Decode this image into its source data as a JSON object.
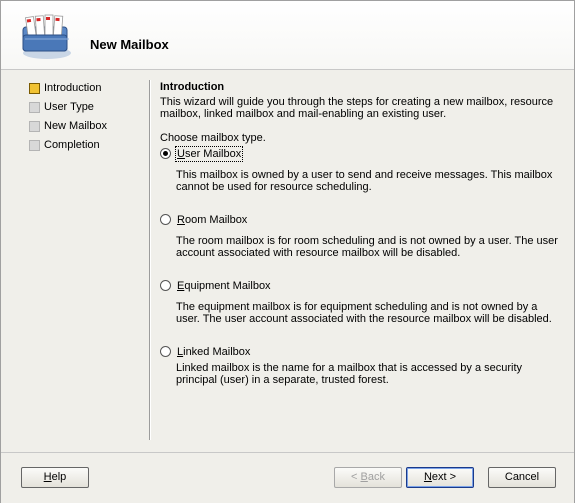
{
  "header": {
    "title": "New Mailbox"
  },
  "nav": {
    "items": [
      {
        "label": "Introduction",
        "active": true
      },
      {
        "label": "User Type",
        "active": false
      },
      {
        "label": "New Mailbox",
        "active": false
      },
      {
        "label": "Completion",
        "active": false
      }
    ]
  },
  "content": {
    "section_title": "Introduction",
    "intro": "This wizard will guide you through the steps for creating a new mailbox, resource mailbox, linked mailbox and mail-enabling an existing user.",
    "choose_label": "Choose mailbox type.",
    "options": [
      {
        "access_key": "U",
        "label_rest": "ser Mailbox",
        "checked": true,
        "description": "This mailbox is owned by a user to send and receive messages. This mailbox cannot be used for resource scheduling."
      },
      {
        "access_key": "R",
        "label_rest": "oom Mailbox",
        "checked": false,
        "description": "The room mailbox is for room scheduling and is not owned by a user. The user account associated with resource mailbox will be disabled."
      },
      {
        "access_key": "E",
        "label_rest": "quipment Mailbox",
        "checked": false,
        "description": "The equipment mailbox is for equipment scheduling and is not owned by a user. The user account associated with the resource mailbox will be disabled."
      },
      {
        "access_key": "L",
        "label_rest": "inked Mailbox",
        "checked": false,
        "description": "Linked mailbox is the name for a mailbox that is accessed by a security principal (user) in a separate, trusted forest."
      }
    ]
  },
  "footer": {
    "help": {
      "key": "H",
      "rest": "elp"
    },
    "back": {
      "prefix": "< ",
      "key": "B",
      "rest": "ack"
    },
    "next": {
      "key": "N",
      "rest": "ext >"
    },
    "cancel": "Cancel"
  },
  "colors": {
    "active_nav": "#f1c232",
    "inactive_nav": "#d8d8d8",
    "background": "#f0efea"
  }
}
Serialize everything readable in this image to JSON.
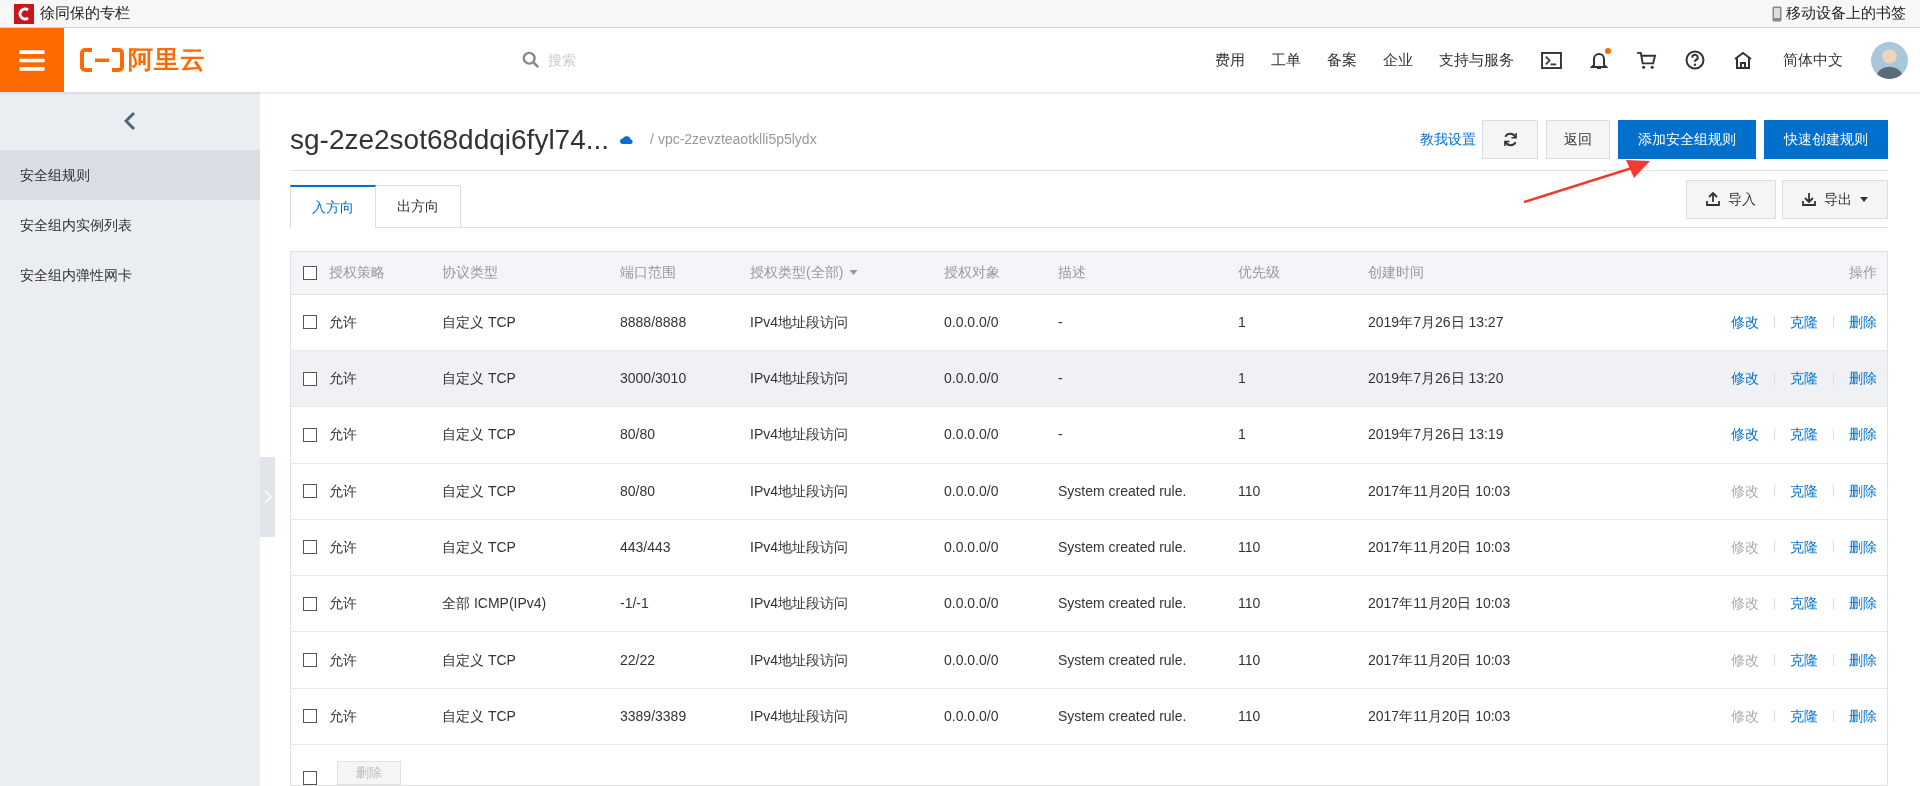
{
  "bookmark_bar": {
    "left": "徐同保的专栏",
    "right": "移动设备上的书签"
  },
  "nav": {
    "logo": "阿里云",
    "search": {
      "placeholder": "搜索"
    },
    "links": [
      "费用",
      "工单",
      "备案",
      "企业",
      "支持与服务"
    ],
    "notification_dot": true,
    "language": "简体中文"
  },
  "sidebar": {
    "items": [
      {
        "label": "安全组规则",
        "selected": true
      },
      {
        "label": "安全组内实例列表",
        "selected": false
      },
      {
        "label": "安全组内弹性网卡",
        "selected": false
      }
    ]
  },
  "header": {
    "title": "sg-2ze2sot68ddqi6fyl74...",
    "vpc": "/ vpc-2zevzteaotklli5p5lydx",
    "help_link": "教我设置",
    "buttons": [
      {
        "label": "返回",
        "kind": "default"
      },
      {
        "label": "添加安全组规则",
        "kind": "primary"
      },
      {
        "label": "快速创建规则",
        "kind": "primary"
      }
    ]
  },
  "tabs": [
    {
      "label": "入方向",
      "selected": true
    },
    {
      "label": "出方向",
      "selected": false
    }
  ],
  "tools": [
    {
      "label": "导入",
      "kind": "import"
    },
    {
      "label": "导出",
      "kind": "export"
    }
  ],
  "table": {
    "header_checked": false,
    "columns": [
      {
        "label": "授权策略",
        "kind": "plain"
      },
      {
        "label": "协议类型",
        "kind": "plain"
      },
      {
        "label": "端口范围",
        "kind": "plain"
      },
      {
        "label": "授权类型(全部)",
        "kind": "filter"
      },
      {
        "label": "授权对象",
        "kind": "plain"
      },
      {
        "label": "描述",
        "kind": "plain"
      },
      {
        "label": "优先级",
        "kind": "plain"
      },
      {
        "label": "创建时间",
        "kind": "plain"
      },
      {
        "label": "操作",
        "kind": "actions"
      }
    ],
    "rows": [
      {
        "checked": false,
        "highlighted": false,
        "cells": [
          "允许",
          "自定义 TCP",
          "8888/8888",
          "IPv4地址段访问",
          "0.0.0.0/0",
          "-",
          "1",
          "2019年7月26日 13:27"
        ],
        "actions": [
          {
            "label": "修改",
            "disabled": false
          },
          {
            "label": "克隆",
            "disabled": false
          },
          {
            "label": "删除",
            "disabled": false
          }
        ]
      },
      {
        "checked": false,
        "highlighted": true,
        "cells": [
          "允许",
          "自定义 TCP",
          "3000/3010",
          "IPv4地址段访问",
          "0.0.0.0/0",
          "-",
          "1",
          "2019年7月26日 13:20"
        ],
        "actions": [
          {
            "label": "修改",
            "disabled": false
          },
          {
            "label": "克隆",
            "disabled": false
          },
          {
            "label": "删除",
            "disabled": false
          }
        ]
      },
      {
        "checked": false,
        "highlighted": false,
        "cells": [
          "允许",
          "自定义 TCP",
          "80/80",
          "IPv4地址段访问",
          "0.0.0.0/0",
          "-",
          "1",
          "2019年7月26日 13:19"
        ],
        "actions": [
          {
            "label": "修改",
            "disabled": false
          },
          {
            "label": "克隆",
            "disabled": false
          },
          {
            "label": "删除",
            "disabled": false
          }
        ]
      },
      {
        "checked": false,
        "highlighted": false,
        "cells": [
          "允许",
          "自定义 TCP",
          "80/80",
          "IPv4地址段访问",
          "0.0.0.0/0",
          "System created rule.",
          "110",
          "2017年11月20日 10:03"
        ],
        "actions": [
          {
            "label": "修改",
            "disabled": true
          },
          {
            "label": "克隆",
            "disabled": false
          },
          {
            "label": "删除",
            "disabled": false
          }
        ]
      },
      {
        "checked": false,
        "highlighted": false,
        "cells": [
          "允许",
          "自定义 TCP",
          "443/443",
          "IPv4地址段访问",
          "0.0.0.0/0",
          "System created rule.",
          "110",
          "2017年11月20日 10:03"
        ],
        "actions": [
          {
            "label": "修改",
            "disabled": true
          },
          {
            "label": "克隆",
            "disabled": false
          },
          {
            "label": "删除",
            "disabled": false
          }
        ]
      },
      {
        "checked": false,
        "highlighted": false,
        "cells": [
          "允许",
          "全部 ICMP(IPv4)",
          "-1/-1",
          "IPv4地址段访问",
          "0.0.0.0/0",
          "System created rule.",
          "110",
          "2017年11月20日 10:03"
        ],
        "actions": [
          {
            "label": "修改",
            "disabled": true
          },
          {
            "label": "克隆",
            "disabled": false
          },
          {
            "label": "删除",
            "disabled": false
          }
        ]
      },
      {
        "checked": false,
        "highlighted": false,
        "cells": [
          "允许",
          "自定义 TCP",
          "22/22",
          "IPv4地址段访问",
          "0.0.0.0/0",
          "System created rule.",
          "110",
          "2017年11月20日 10:03"
        ],
        "actions": [
          {
            "label": "修改",
            "disabled": true
          },
          {
            "label": "克隆",
            "disabled": false
          },
          {
            "label": "删除",
            "disabled": false
          }
        ]
      },
      {
        "checked": false,
        "highlighted": false,
        "cells": [
          "允许",
          "自定义 TCP",
          "3389/3389",
          "IPv4地址段访问",
          "0.0.0.0/0",
          "System created rule.",
          "110",
          "2017年11月20日 10:03"
        ],
        "actions": [
          {
            "label": "修改",
            "disabled": true
          },
          {
            "label": "克隆",
            "disabled": false
          },
          {
            "label": "删除",
            "disabled": false
          }
        ]
      }
    ]
  },
  "footer": {
    "checked": false,
    "delete_button": {
      "label": "删除",
      "disabled": true
    }
  }
}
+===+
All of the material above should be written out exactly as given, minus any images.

Decode this image into its source data as a JSON object.
{
  "header": {
    "title": "New Mailbox"
  },
  "nav": {
    "items": [
      {
        "label": "Introduction",
        "active": true
      },
      {
        "label": "User Type",
        "active": false
      },
      {
        "label": "New Mailbox",
        "active": false
      },
      {
        "label": "Completion",
        "active": false
      }
    ]
  },
  "content": {
    "section_title": "Introduction",
    "intro": "This wizard will guide you through the steps for creating a new mailbox, resource mailbox, linked mailbox and mail-enabling an existing user.",
    "choose_label": "Choose mailbox type.",
    "options": [
      {
        "access_key": "U",
        "label_rest": "ser Mailbox",
        "checked": true,
        "description": "This mailbox is owned by a user to send and receive messages. This mailbox cannot be used for resource scheduling."
      },
      {
        "access_key": "R",
        "label_rest": "oom Mailbox",
        "checked": false,
        "description": "The room mailbox is for room scheduling and is not owned by a user. The user account associated with resource mailbox will be disabled."
      },
      {
        "access_key": "E",
        "label_rest": "quipment Mailbox",
        "checked": false,
        "description": "The equipment mailbox is for equipment scheduling and is not owned by a user. The user account associated with the resource mailbox will be disabled."
      },
      {
        "access_key": "L",
        "label_rest": "inked Mailbox",
        "checked": false,
        "description": "Linked mailbox is the name for a mailbox that is accessed by a security principal (user) in a separate, trusted forest."
      }
    ]
  },
  "footer": {
    "help": {
      "key": "H",
      "rest": "elp"
    },
    "back": {
      "prefix": "< ",
      "key": "B",
      "rest": "ack"
    },
    "next": {
      "key": "N",
      "rest": "ext >"
    },
    "cancel": "Cancel"
  },
  "colors": {
    "active_nav": "#f1c232",
    "inactive_nav": "#d8d8d8",
    "background": "#f0efea"
  }
}
Serialize everything readable in this image to JSON.
{
  "bookmark_bar": {
    "left": "徐同保的专栏",
    "right": "移动设备上的书签"
  },
  "nav": {
    "logo": "阿里云",
    "search": {
      "placeholder": "搜索"
    },
    "links": [
      "费用",
      "工单",
      "备案",
      "企业",
      "支持与服务"
    ],
    "notification_dot": true,
    "language": "简体中文"
  },
  "sidebar": {
    "items": [
      {
        "label": "安全组规则",
        "selected": true
      },
      {
        "label": "安全组内实例列表",
        "selected": false
      },
      {
        "label": "安全组内弹性网卡",
        "selected": false
      }
    ]
  },
  "header": {
    "title": "sg-2ze2sot68ddqi6fyl74...",
    "vpc": "/ vpc-2zevzteaotklli5p5lydx",
    "help_link": "教我设置",
    "buttons": [
      {
        "label": "返回",
        "kind": "default"
      },
      {
        "label": "添加安全组规则",
        "kind": "primary"
      },
      {
        "label": "快速创建规则",
        "kind": "primary"
      }
    ]
  },
  "tabs": [
    {
      "label": "入方向",
      "selected": true
    },
    {
      "label": "出方向",
      "selected": false
    }
  ],
  "tools": [
    {
      "label": "导入",
      "kind": "import"
    },
    {
      "label": "导出",
      "kind": "export"
    }
  ],
  "table": {
    "header_checked": false,
    "columns": [
      {
        "label": "授权策略",
        "kind": "plain"
      },
      {
        "label": "协议类型",
        "kind": "plain"
      },
      {
        "label": "端口范围",
        "kind": "plain"
      },
      {
        "label": "授权类型(全部)",
        "kind": "filter"
      },
      {
        "label": "授权对象",
        "kind": "plain"
      },
      {
        "label": "描述",
        "kind": "plain"
      },
      {
        "label": "优先级",
        "kind": "plain"
      },
      {
        "label": "创建时间",
        "kind": "plain"
      },
      {
        "label": "操作",
        "kind": "actions"
      }
    ],
    "rows": [
      {
        "checked": false,
        "highlighted": false,
        "cells": [
          "允许",
          "自定义 TCP",
          "8888/8888",
          "IPv4地址段访问",
          "0.0.0.0/0",
          "-",
          "1",
          "2019年7月26日 13:27"
        ],
        "actions": [
          {
            "label": "修改",
            "disabled": false
          },
          {
            "label": "克隆",
            "disabled": false
          },
          {
            "label": "删除",
            "disabled": false
          }
        ]
      },
      {
        "checked": false,
        "highlighted": true,
        "cells": [
          "允许",
          "自定义 TCP",
          "3000/3010",
          "IPv4地址段访问",
          "0.0.0.0/0",
          "-",
          "1",
          "2019年7月26日 13:20"
        ],
        "actions": [
          {
            "label": "修改",
            "disabled": false
          },
          {
            "label": "克隆",
            "disabled": false
          },
          {
            "label": "删除",
            "disabled": false
          }
        ]
      },
      {
        "checked": false,
        "highlighted": false,
        "cells": [
          "允许",
          "自定义 TCP",
          "80/80",
          "IPv4地址段访问",
          "0.0.0.0/0",
          "-",
          "1",
          "2019年7月26日 13:19"
        ],
        "actions": [
          {
            "label": "修改",
            "disabled": false
          },
          {
            "label": "克隆",
            "disabled": false
          },
          {
            "label": "删除",
            "disabled": false
          }
        ]
      },
      {
        "checked": false,
        "highlighted": false,
        "cells": [
          "允许",
          "自定义 TCP",
          "80/80",
          "IPv4地址段访问",
          "0.0.0.0/0",
          "System created rule.",
          "110",
          "2017年11月20日 10:03"
        ],
        "actions": [
          {
            "label": "修改",
            "disabled": true
          },
          {
            "label": "克隆",
            "disabled": false
          },
          {
            "label": "删除",
            "disabled": false
          }
        ]
      },
      {
        "checked": false,
        "highlighted": false,
        "cells": [
          "允许",
          "自定义 TCP",
          "443/443",
          "IPv4地址段访问",
          "0.0.0.0/0",
          "System created rule.",
          "110",
          "2017年11月20日 10:03"
        ],
        "actions": [
          {
            "label": "修改",
            "disabled": true
          },
          {
            "label": "克隆",
            "disabled": false
          },
          {
            "label": "删除",
            "disabled": false
          }
        ]
      },
      {
        "checked": false,
        "highlighted": false,
        "cells": [
          "允许",
          "全部 ICMP(IPv4)",
          "-1/-1",
          "IPv4地址段访问",
          "0.0.0.0/0",
          "System created rule.",
          "110",
          "2017年11月20日 10:03"
        ],
        "actions": [
          {
            "label": "修改",
            "disabled": true
          },
          {
            "label": "克隆",
            "disabled": false
          },
          {
            "label": "删除",
            "disabled": false
          }
        ]
      },
      {
        "checked": false,
        "highlighted": false,
        "cells": [
          "允许",
          "自定义 TCP",
          "22/22",
          "IPv4地址段访问",
          "0.0.0.0/0",
          "System created rule.",
          "110",
          "2017年11月20日 10:03"
        ],
        "actions": [
          {
            "label": "修改",
            "disabled": true
          },
          {
            "label": "克隆",
            "disabled": false
          },
          {
            "label": "删除",
            "disabled": false
          }
        ]
      },
      {
        "checked": false,
        "highlighted": false,
        "cells": [
          "允许",
          "自定义 TCP",
          "3389/3389",
          "IPv4地址段访问",
          "0.0.0.0/0",
          "System created rule.",
          "110",
          "2017年11月20日 10:03"
        ],
        "actions": [
          {
            "label": "修改",
            "disabled": true
          },
          {
            "label": "克隆",
            "disabled": false
          },
          {
            "label": "删除",
            "disabled": false
          }
        ]
      }
    ]
  },
  "footer": {
    "checked": false,
    "delete_button": {
      "label": "删除",
      "disabled": true
    }
  }
}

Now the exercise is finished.